Known as the Adult Aging Brain Connectome study, the project is funded by a $33.1 million grant from the National Institute on Aging, part of the National Institutes of Health (NIH). It will build on foundations laid by the Human Connectome Project. The Human Connectome Project and subsequent connectome studies mapped the anatomical and functional connections among brain areas in healthy children and adults of many ages, providing invaluable insight into normal brain structure and function across the life span.

Using techniques developed for the Human Connectome Project and the subsequent Mapping the Human Connectome During Typical Aging study, the Adult Aging Brain Connectome study will follow 1,000 younger, middle-aged and older adults over several years, taking multiple brain scans and collecting other data to help the researchers understand how each individual’s brain changes over time. The scientists will aim to identify factors that put people at risk for, or protect them from, cognitive decline.

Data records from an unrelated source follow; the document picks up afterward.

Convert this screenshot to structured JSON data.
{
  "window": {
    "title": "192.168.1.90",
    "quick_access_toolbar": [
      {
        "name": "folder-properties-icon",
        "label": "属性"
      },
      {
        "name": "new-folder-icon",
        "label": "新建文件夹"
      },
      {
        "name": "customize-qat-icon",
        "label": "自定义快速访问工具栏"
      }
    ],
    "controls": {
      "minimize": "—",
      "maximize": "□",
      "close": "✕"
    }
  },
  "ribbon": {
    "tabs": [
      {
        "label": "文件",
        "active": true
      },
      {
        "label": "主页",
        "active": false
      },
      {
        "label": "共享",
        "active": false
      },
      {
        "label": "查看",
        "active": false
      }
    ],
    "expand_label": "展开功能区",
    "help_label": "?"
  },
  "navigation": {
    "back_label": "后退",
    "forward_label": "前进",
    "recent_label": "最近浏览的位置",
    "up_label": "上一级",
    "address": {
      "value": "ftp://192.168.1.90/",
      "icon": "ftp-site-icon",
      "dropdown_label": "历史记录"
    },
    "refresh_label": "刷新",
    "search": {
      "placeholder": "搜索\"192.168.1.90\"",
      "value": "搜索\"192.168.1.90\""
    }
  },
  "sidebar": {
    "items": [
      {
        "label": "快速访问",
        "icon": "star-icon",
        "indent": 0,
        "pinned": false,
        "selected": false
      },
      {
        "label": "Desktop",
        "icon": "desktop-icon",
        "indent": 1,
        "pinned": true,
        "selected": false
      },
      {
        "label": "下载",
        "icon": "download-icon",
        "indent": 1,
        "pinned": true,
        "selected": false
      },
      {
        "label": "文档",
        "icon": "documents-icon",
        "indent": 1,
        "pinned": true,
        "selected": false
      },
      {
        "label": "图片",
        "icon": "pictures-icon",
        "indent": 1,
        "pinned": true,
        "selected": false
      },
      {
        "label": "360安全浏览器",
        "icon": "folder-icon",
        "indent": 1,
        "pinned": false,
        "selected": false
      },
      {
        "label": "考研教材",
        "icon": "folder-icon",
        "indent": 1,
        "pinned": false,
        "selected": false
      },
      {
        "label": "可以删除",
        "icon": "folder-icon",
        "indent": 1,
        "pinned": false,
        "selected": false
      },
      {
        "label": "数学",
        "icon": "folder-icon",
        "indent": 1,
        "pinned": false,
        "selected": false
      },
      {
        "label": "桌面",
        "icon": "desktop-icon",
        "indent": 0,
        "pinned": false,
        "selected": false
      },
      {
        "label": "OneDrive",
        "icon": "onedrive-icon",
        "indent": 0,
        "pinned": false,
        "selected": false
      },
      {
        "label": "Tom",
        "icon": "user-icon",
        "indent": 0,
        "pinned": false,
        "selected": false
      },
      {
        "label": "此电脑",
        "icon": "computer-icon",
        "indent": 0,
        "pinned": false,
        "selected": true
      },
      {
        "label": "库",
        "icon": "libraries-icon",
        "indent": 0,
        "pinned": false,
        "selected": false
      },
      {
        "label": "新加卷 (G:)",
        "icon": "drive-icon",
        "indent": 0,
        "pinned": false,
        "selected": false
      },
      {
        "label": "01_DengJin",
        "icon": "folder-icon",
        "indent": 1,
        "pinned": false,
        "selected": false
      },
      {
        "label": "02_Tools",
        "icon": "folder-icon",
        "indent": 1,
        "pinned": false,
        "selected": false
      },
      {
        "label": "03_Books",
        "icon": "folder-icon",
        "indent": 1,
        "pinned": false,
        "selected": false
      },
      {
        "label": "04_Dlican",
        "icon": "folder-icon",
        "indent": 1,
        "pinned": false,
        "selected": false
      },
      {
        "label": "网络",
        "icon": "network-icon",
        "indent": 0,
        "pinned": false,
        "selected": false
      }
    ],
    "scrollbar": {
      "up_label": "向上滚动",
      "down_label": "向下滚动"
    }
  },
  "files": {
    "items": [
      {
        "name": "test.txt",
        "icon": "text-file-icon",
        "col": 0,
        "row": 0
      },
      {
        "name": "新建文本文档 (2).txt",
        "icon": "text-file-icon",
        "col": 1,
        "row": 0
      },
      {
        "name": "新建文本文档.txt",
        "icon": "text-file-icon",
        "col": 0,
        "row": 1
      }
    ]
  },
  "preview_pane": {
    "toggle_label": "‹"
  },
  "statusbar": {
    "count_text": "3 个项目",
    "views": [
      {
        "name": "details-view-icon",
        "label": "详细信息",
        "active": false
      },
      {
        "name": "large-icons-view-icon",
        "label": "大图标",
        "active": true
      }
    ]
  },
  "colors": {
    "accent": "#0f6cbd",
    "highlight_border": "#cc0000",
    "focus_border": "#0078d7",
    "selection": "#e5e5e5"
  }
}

“Many factors, from genes, lifestyle, stress, hormones, diet, and exercise, affect how we age- whether we will be resilient to risk factors for dementia, or whether and how quickly our brains and cognition decline with age,” said Dr. Bookheimer. “This longitudinal study examines these factors in depth starting from a place of good brain health across the adult lifespan, and seeks to understand how, when and why decline in brain function occurs over 5-10 years.” It is hoped that this study will help determine a person’s unique risk for unhealthy aging and understand what changes in lifestyle and behavior can improve outcomes.

The study is divided into four projects. The first looks at the effect of potentially harmful factors such as stress and inflammation on the brains of young adults. The second investigates the role of lifestyle factors such as exercise during mid-adulthood. The third studies hormonal changes that occur around the time of menopause, and their effects on brain function and structure. And the fourth looks at older adults who have retained their mental acuity well into their later years, to identify factors that protect them from Alzheimer’s disease and related dementias.

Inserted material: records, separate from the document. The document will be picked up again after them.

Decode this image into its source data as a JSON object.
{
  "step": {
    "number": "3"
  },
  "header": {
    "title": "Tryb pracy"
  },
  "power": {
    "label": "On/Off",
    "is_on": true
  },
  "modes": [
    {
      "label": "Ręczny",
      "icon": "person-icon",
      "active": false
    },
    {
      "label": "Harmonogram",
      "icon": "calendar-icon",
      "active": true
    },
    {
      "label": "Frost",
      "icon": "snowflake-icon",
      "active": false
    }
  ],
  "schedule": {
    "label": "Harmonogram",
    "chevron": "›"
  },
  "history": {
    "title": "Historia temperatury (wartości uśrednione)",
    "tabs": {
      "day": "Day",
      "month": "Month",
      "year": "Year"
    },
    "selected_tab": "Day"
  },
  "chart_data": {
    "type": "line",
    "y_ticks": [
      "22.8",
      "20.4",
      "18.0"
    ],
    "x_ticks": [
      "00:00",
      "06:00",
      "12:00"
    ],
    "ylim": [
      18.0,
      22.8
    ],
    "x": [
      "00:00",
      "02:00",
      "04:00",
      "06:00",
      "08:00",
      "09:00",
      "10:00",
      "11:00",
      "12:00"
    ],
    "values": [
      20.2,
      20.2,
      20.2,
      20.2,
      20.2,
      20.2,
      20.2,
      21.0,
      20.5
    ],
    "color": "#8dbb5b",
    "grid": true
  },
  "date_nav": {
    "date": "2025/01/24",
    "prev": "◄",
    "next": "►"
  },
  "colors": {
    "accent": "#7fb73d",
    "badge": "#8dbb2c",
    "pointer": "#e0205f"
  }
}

The project is led by Dr. Beau Ances of Washington University School of Medicine in St. Louis. Along with Dr. Bookheimer, other co-principal investigators are David Salat, PhD, assistant professor of radiology at Harvard Medical School/Massachusetts General Hospital; and Essa Yacoub, PhD, professor of radiology at the University of Minnesota.

The goal is to obtain at least three brain scans from each participant over about a 10-year period. Some participants already may have participated in the Mapping the Human Connectome During Typical Aging project and will provide two additional scans. Participants also will undergo regular cognitive testing and provide blood samples to be analyzed for molecular signs of Alzheimer’s disease, inflammation, and other biological processes. The researchers also plan to perform genetic analyses for inherited risk and protective factors.

A key aim of the project is to ensure a racial and ethnically diverse participant group so that the findings will be applicable to people of many backgrounds. The project’s Diversity Recruitment and Retention Unit is designing culturally sensitive and appropriate strategies to encourage the participation of people from under-represented groups such as African Americans and Hispanics.

When the project is complete, the researchers will have imaging data on 1,000 people, showing how their brains change over several years, coupled with demographic, genetic, molecular, and cognitive data on each person. Like their predecessors at the Human Connectome Project and Mapping the Human Connectome During Typical Aging study, the researchers leading the Adult Aging Brain Connectome project plan to make all of the data publicly available so other researchers can answer additional questions about human health and disease.